Writer/director Craig Brewer’s Memphis-centric debut Hustle & Flow won the Audience Award at the 2005 Sundance Film Festival. The term “buzz” doesn’t begin to describe the tidal wave of sustained praise the movie has garnered from critics and audiences alike. Hustle & Flow is a perfect example of an American independent film that boldly embraces its rarefied subject and squeezes out sparks from every scene and every line of subtext-rich dialogue.
Terrence Howard’s emotionally devastating performance as Djay, a low down pimp making a last ditch effort to turn his life around with music, is steeped in American values of redemption and ambition. Since creating unforgettable sensations on television (NYPD Blue, Sparks) and in movies (Mr. Holland’s Opus, Dead Presidents) Terrence Howard has been called the next Denzel Washington. But that lofty compliment doesn’t begin to evince the actor’s slow burning intensity, inscrutable poise and thoroughly individual nature.
Howard is an actor you absolutely cannot take your eyes off. He’s unpredictable and unknowable in ways that beckon to the early career days of Marlon Brando. It’s a name you’ll be hearing a lot more of in the coming years.
Maui Time Weekly: How does it feel to be called the next big thing due to your performance in Hustle & Flow?
Terrence Howard: I feel great. Man, I feel great. Everybody smiling and looking at me like y’all know something I don’t. Like you got a car waiting for you when you get home.
How much of your life did you have to let go of in order to become your character?
All of it. I had to let go of all of my sensibilities. I had to let my conscience go to bed for about a year. It wasn’t a question of me just being a character for a couple of months. I mean it would take a good year of demoralizing myself because that’s how I work. I mean, I wish I could just snap on and, you know, be somebody. But I had to go through all the motions. I had to start smoking cigarettes again. I watched a bunch of pornography again just to desensitize myself to my own conscience and my own sensibilities. It bothered me and I was telling them I was so afraid to do that. I was so afraid.
What do you hope your performance as Djay accomplishes?

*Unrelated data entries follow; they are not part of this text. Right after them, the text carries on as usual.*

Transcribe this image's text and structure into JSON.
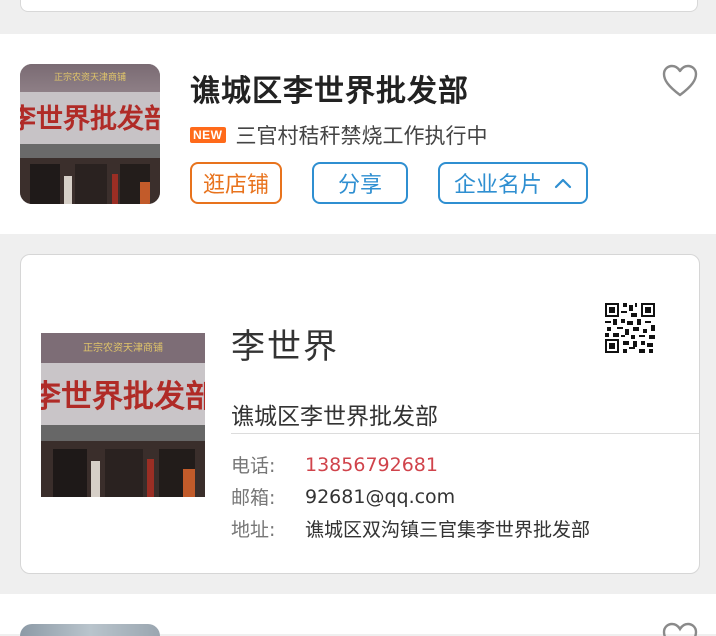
{
  "shop": {
    "title": "谯城区李世界批发部",
    "new_badge": "NEW",
    "notice": "三官村秸秆禁烧工作执行中",
    "buttons": {
      "visit_shop": "逛店铺",
      "share": "分享",
      "business_card": "企业名片"
    },
    "storefront_sign": "李世界批发部"
  },
  "business_card": {
    "name": "李世界",
    "company": "谯城区李世界批发部",
    "phone_label": "电话:",
    "phone": "13856792681",
    "email_label": "邮箱:",
    "email": "92681@qq.com",
    "address_label": "地址:",
    "address": "谯城区双沟镇三官集李世界批发部"
  },
  "colors": {
    "accent_orange": "#e8731d",
    "accent_blue": "#2f8fd1",
    "phone_red": "#d0434b",
    "new_badge": "#ff6a1a"
  },
  "icons": {
    "favorite": "heart-outline-icon",
    "expand": "chevron-up-icon",
    "qr": "qr-code-icon"
  }
}
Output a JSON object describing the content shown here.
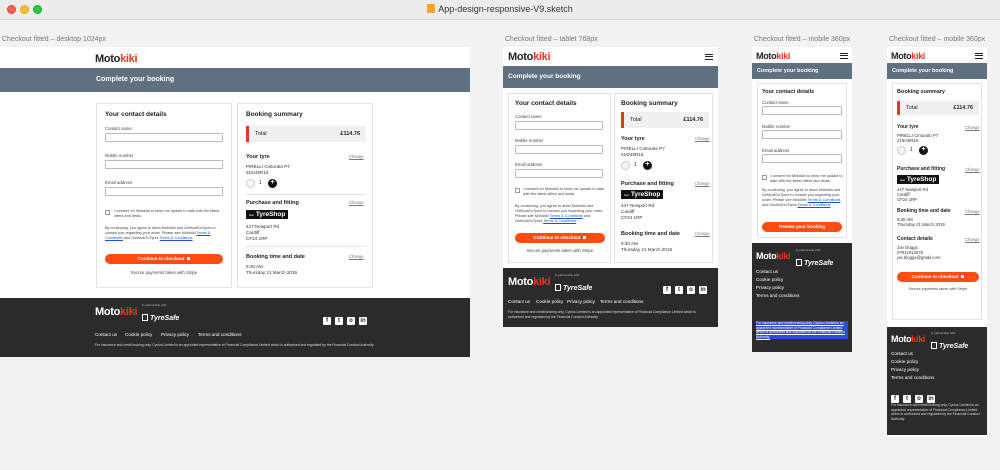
{
  "window": {
    "title": "App-design-responsive-V9.sketch"
  },
  "artboards": {
    "desktop": "Checkout fitted – desktop 1024px",
    "tablet": "Checkout fitted – tablet 768px",
    "mobile1": "Checkout fitted – mobile 360px",
    "mobile2": "Checkout fitted – mobile 360px"
  },
  "brand": {
    "logo_a": "Moto",
    "logo_b": "kiki",
    "accent": "#e8361f",
    "button": "#ff4d12",
    "band": "#5f7080",
    "footer": "#2b2b2b"
  },
  "page": {
    "heading": "Complete your booking"
  },
  "contact": {
    "heading": "Your contact details",
    "name_label": "Contact name",
    "mobile_label": "Mobile number",
    "email_label": "Email address",
    "consent": "I consent for Motokiki to keep me update to date with the latest offers and deals.",
    "terms_pre": "By continuing, you agree to allow Motokiki and GetAndGoTyres to contact you regarding your order. Please see Motokiki",
    "terms_link1": "Terms & Conditions",
    "terms_mid": "and GetAndGoTyres",
    "terms_link2": "Terms & Conditions",
    "checkout_button": "Continue to checkout",
    "review_button": "Review your booking",
    "secure": "Secure payments taken with Stripe"
  },
  "summary": {
    "heading": "Booking summary",
    "total_label": "Total",
    "total_value": "£114.76",
    "change": "Change",
    "tyre_heading": "Your tyre",
    "tyre_name": "PIRELLI Cinturato P7",
    "tyre_size": "215/45R16",
    "quantity": "1",
    "fitting_heading": "Purchase and fitting",
    "fitter_by": "Get",
    "fitter_logo": "TyreShop",
    "address1": "447 Newport Rd",
    "address2": "Cardiff",
    "address3": "CF24 1RP",
    "time_heading": "Booking time and date",
    "time": "9:30 AM",
    "date": "Thursday 21 March 2019",
    "contact_heading": "Contact details",
    "contact_name": "Joe bloggs",
    "contact_phone": "07911913075",
    "contact_email": "joe.bloggs@gmail.com"
  },
  "footer": {
    "partner_small": "in partnership with",
    "partner_name": "TyreSafe",
    "links": [
      "Contact us",
      "Cookie policy",
      "Privacy policy",
      "Terms and conditions"
    ],
    "legal": "For insurance and credit broking only, Cyclus Limited is an appointed representative of Financial Compliance Limited which is authorised and regulated by the Financial Conduct Authority.",
    "social_icons": [
      "facebook-icon",
      "twitter-icon",
      "instagram-icon",
      "linkedin-icon"
    ]
  }
}
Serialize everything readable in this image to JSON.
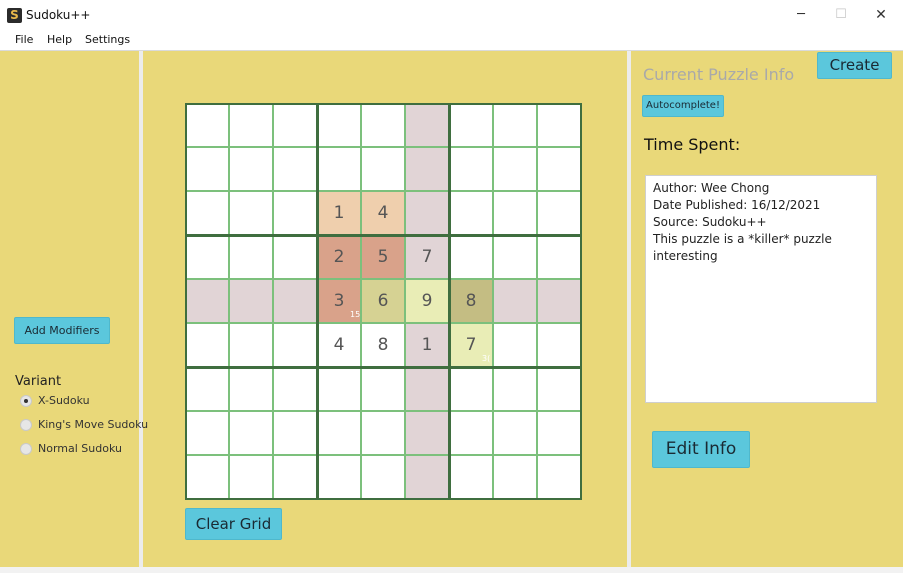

That maybe I’ll give some hope to the rest of the world, that people may see this 20 years from now, the way I watched Rocky, and say, “Oh my God I can get up and do it.” The way I watched Midnight Cowboy and said, “Somebody that means nothing can become something.” MTW
Hustle & Flow runs Friday, Dec. 30 at 9:30 p.m.